According to Wikipedia a material safety data sheet (MSDS) “is an important component of product stewardship and occupational safety and health. It is intended to provide workers and emergency personnel with procedures for handling or working with that substance in a safe manner, and includes information such as physical data (melting point, boiling point, flash point, etc.), toxicity, health effects, first aid, reactivity, storage, disposal, protective equipment, and spill-handling procedures. SDS formats can vary from source to source within a country depending on national requirements.”
It is therefore imperative that where a new chemical product (or even an existing one) is being purchased, or even tested, that the supplier of the chemical product be requested to provide a MSDS to enable the end user to make an informed decision, as to whether they are comfortable with what the MSDS contains.

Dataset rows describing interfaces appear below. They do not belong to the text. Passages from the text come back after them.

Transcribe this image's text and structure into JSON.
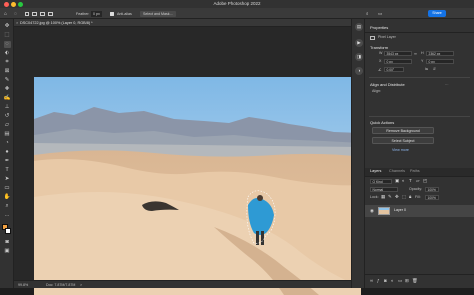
{
  "app": {
    "title": "Adobe Photoshop 2022"
  },
  "options": {
    "feather_label": "Feather:",
    "feather_value": "0 px",
    "anti_alias_label": "Anti-alias",
    "select_mask_label": "Select and Mask..."
  },
  "share_label": "Share",
  "document": {
    "tab_label": "DSC04722.jpg @ 100% (Layer 0, RGB/8) *",
    "close_icon": "×"
  },
  "status": {
    "zoom": "99.8%",
    "doc_info": "Doc: 7.87M/7.87M",
    "arrow": ">"
  },
  "properties": {
    "tab_label": "Properties",
    "layer_type": "Pixel Layer",
    "transform_title": "Transform",
    "w_label": "W",
    "w_value": "3543 px",
    "h_label": "H",
    "h_value": "2362 px",
    "x_label": "X",
    "x_value": "0 px",
    "y_label": "Y",
    "y_value": "0 px",
    "angle_value": "0.00°",
    "align_title": "Align and Distribute",
    "align_sublabel": "Align:",
    "quick_actions_title": "Quick Actions",
    "remove_bg_label": "Remove Background",
    "select_subject_label": "Select Subject",
    "view_more_label": "View more"
  },
  "layers": {
    "tabs": [
      "Layers",
      "Channels",
      "Paths"
    ],
    "kind_label": "Q Kind",
    "blend_mode": "Normal",
    "opacity_label": "Opacity:",
    "opacity_value": "100%",
    "lock_label": "Lock:",
    "fill_label": "Fill:",
    "fill_value": "100%",
    "layer_name": "Layer 0"
  },
  "colors": {
    "accent": "#1473e6",
    "sky": "#8ec3ea",
    "sand": "#e2c3a0",
    "figure": "#2e9ad4"
  }
}
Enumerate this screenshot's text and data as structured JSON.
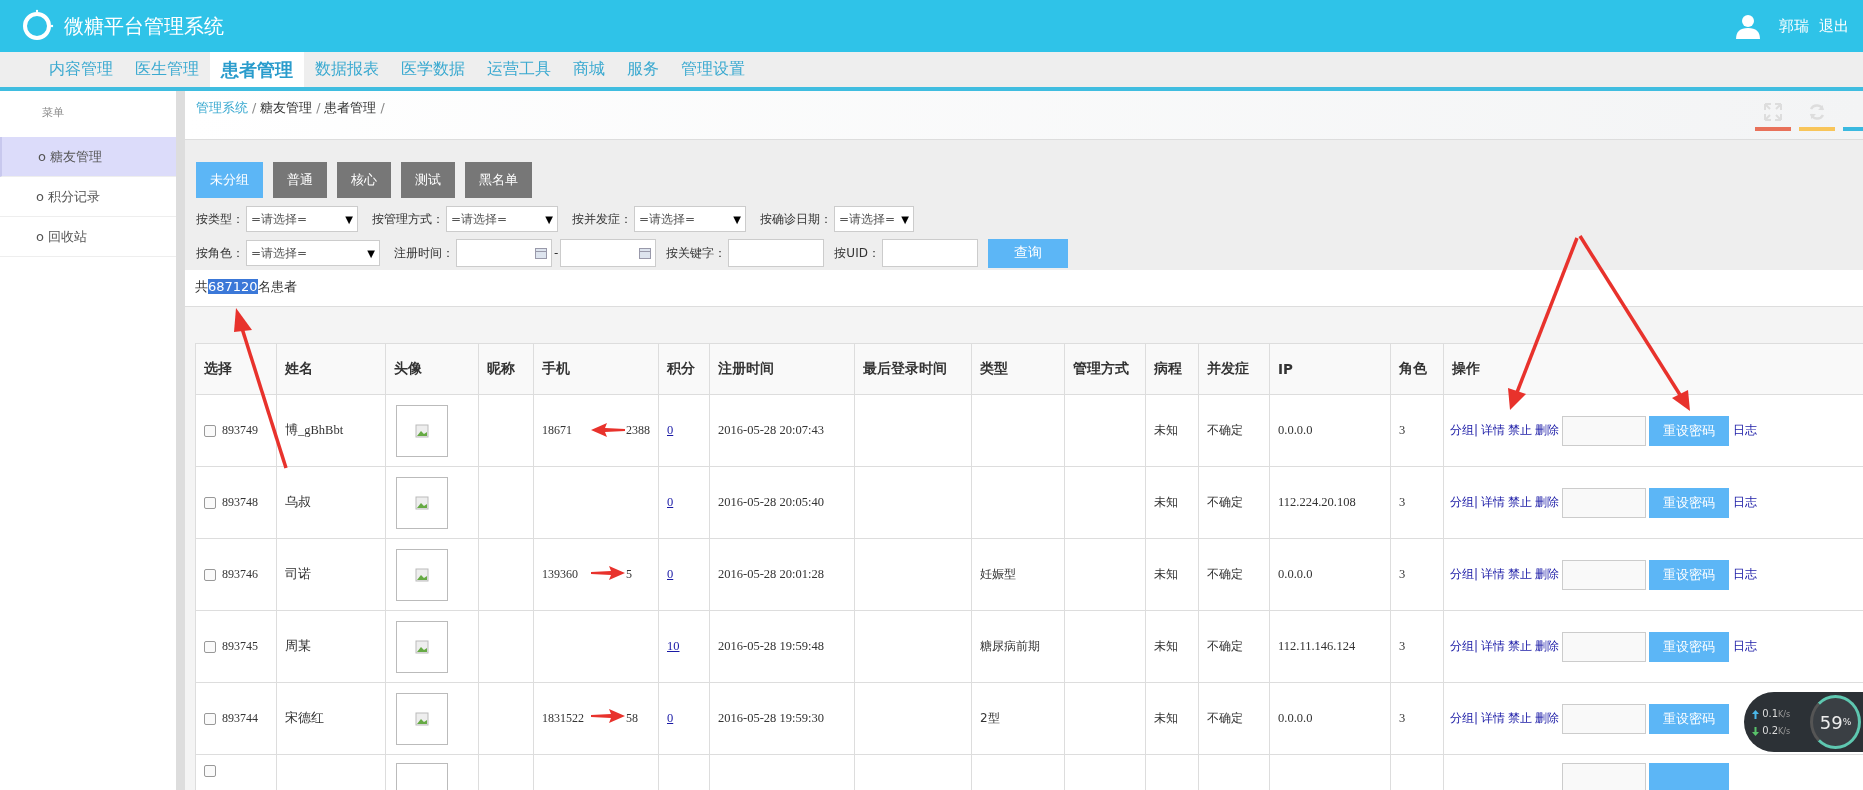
{
  "header": {
    "title": "微糖平台管理系统",
    "user": "郭瑞",
    "logout": "退出"
  },
  "nav": [
    {
      "label": "内容管理",
      "selected": false
    },
    {
      "label": "医生管理",
      "selected": false
    },
    {
      "label": "患者管理",
      "selected": true
    },
    {
      "label": "数据报表",
      "selected": false
    },
    {
      "label": "医学数据",
      "selected": false
    },
    {
      "label": "运营工具",
      "selected": false
    },
    {
      "label": "商城",
      "selected": false
    },
    {
      "label": "服务",
      "selected": false
    },
    {
      "label": "管理设置",
      "selected": false
    }
  ],
  "sidebar": {
    "title": "菜单",
    "items": [
      {
        "label": "o 糖友管理",
        "selected": true
      },
      {
        "label": "o 积分记录",
        "selected": false
      },
      {
        "label": "o 回收站",
        "selected": false
      }
    ]
  },
  "breadcrumb": [
    {
      "label": "管理系统",
      "kind": "link",
      "separator": "/"
    },
    {
      "label": "糖友管理",
      "kind": "text",
      "separator": "/"
    },
    {
      "label": "患者管理",
      "kind": "text",
      "separator": "/"
    }
  ],
  "groups": [
    {
      "label": "未分组",
      "selected": true
    },
    {
      "label": "普通",
      "selected": false
    },
    {
      "label": "核心",
      "selected": false
    },
    {
      "label": "测试",
      "selected": false
    },
    {
      "label": "黑名单",
      "selected": false
    }
  ],
  "filters": [
    [
      {
        "label": "按类型：",
        "kind": "select",
        "value": "=请选择=",
        "caret": "▼"
      },
      {
        "label": "按管理方式：",
        "kind": "select",
        "value": "=请选择=",
        "caret": "▼"
      },
      {
        "label": "按并发症：",
        "kind": "select",
        "value": "=请选择=",
        "caret": "▼"
      },
      {
        "label": "按确诊日期：",
        "kind": "select",
        "value": "=请选择=",
        "caret": "▼"
      }
    ],
    [
      {
        "label": "按角色：",
        "kind": "select",
        "value": "=请选择=",
        "caret": "▼"
      },
      {
        "label": "注册时间：",
        "kind": "daterange",
        "separator": "-"
      },
      {
        "label": "按关键字：",
        "kind": "input"
      },
      {
        "label": "按UID：",
        "kind": "input"
      },
      {
        "label": "查询",
        "kind": "button"
      }
    ]
  ],
  "count": {
    "prefix": "共",
    "number": "687120",
    "suffix": "名患者"
  },
  "table": {
    "columns": [
      "选择",
      "姓名",
      "头像",
      "昵称",
      "手机",
      "积分",
      "注册时间",
      "最后登录时间",
      "类型",
      "管理方式",
      "病程",
      "并发症",
      "IP",
      "角色",
      "操作"
    ],
    "rows": [
      {
        "checked": false,
        "id": "893749",
        "name": "博_gBhBbt",
        "phone": [
          "18671",
          "2388"
        ],
        "points": "0",
        "registered": "2016-05-28 20:07:43",
        "type": "",
        "course": "未知",
        "complication": "不确定",
        "ip": "0.0.0.0",
        "role": "3",
        "actions": [
          "分组|",
          "详情",
          "禁止",
          "删除"
        ],
        "reset": "重设密码",
        "log": "日志"
      },
      {
        "checked": false,
        "id": "893748",
        "name": "乌叔",
        "phone": [],
        "points": "0",
        "registered": "2016-05-28 20:05:40",
        "type": "",
        "course": "未知",
        "complication": "不确定",
        "ip": "112.224.20.108",
        "role": "3",
        "actions": [
          "分组|",
          "详情",
          "禁止",
          "删除"
        ],
        "reset": "重设密码",
        "log": "日志"
      },
      {
        "checked": false,
        "id": "893746",
        "name": "司诺",
        "phone": [
          "139360",
          "5"
        ],
        "points": "0",
        "registered": "2016-05-28 20:01:28",
        "type": "妊娠型",
        "course": "未知",
        "complication": "不确定",
        "ip": "0.0.0.0",
        "role": "3",
        "actions": [
          "分组|",
          "详情",
          "禁止",
          "删除"
        ],
        "reset": "重设密码",
        "log": "日志"
      },
      {
        "checked": false,
        "id": "893745",
        "name": "周某",
        "phone": [],
        "points": "10",
        "registered": "2016-05-28 19:59:48",
        "type": "糖尿病前期",
        "course": "未知",
        "complication": "不确定",
        "ip": "112.11.146.124",
        "role": "3",
        "actions": [
          "分组|",
          "详情",
          "禁止",
          "删除"
        ],
        "reset": "重设密码",
        "log": "日志"
      },
      {
        "checked": false,
        "id": "893744",
        "name": "宋德红",
        "phone": [
          "1831522",
          "58"
        ],
        "points": "0",
        "registered": "2016-05-28 19:59:30",
        "type": "2型",
        "course": "未知",
        "complication": "不确定",
        "ip": "0.0.0.0",
        "role": "3",
        "actions": [
          "分组|",
          "详情",
          "禁止",
          "删除"
        ],
        "reset": "重设密码"
      }
    ],
    "partial_row": {
      "checked": false
    }
  },
  "speed": {
    "up": "0.1",
    "up_unit": "K/s",
    "down": "0.2",
    "down_unit": "K/s",
    "percent": "59",
    "percent_unit": "%"
  }
}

Many chemicals are hazardous and have to be handled in a particular manner should an accidental spillage occur failing which a cleaner could be severely burnt – where a chemical is also highly inflammable and toxic at the same time, special fire fighting equipment (e.g. gas masks) may be required when attempting to put out a fire pending the arrival of professional fire fighters.
Food safety/health practitioners should as a matter of practise ensure that their HACCP/ISO protocols not only call for such documentation to be readily available in the event of a disaster, but that the recommendations contained in the MSDS are stringently adhered to failing which staff and/or patrons could sue the company for any injuries/fatalities that should arise.
Finally ensure that the MSDS has been issued by a credible recognised authority.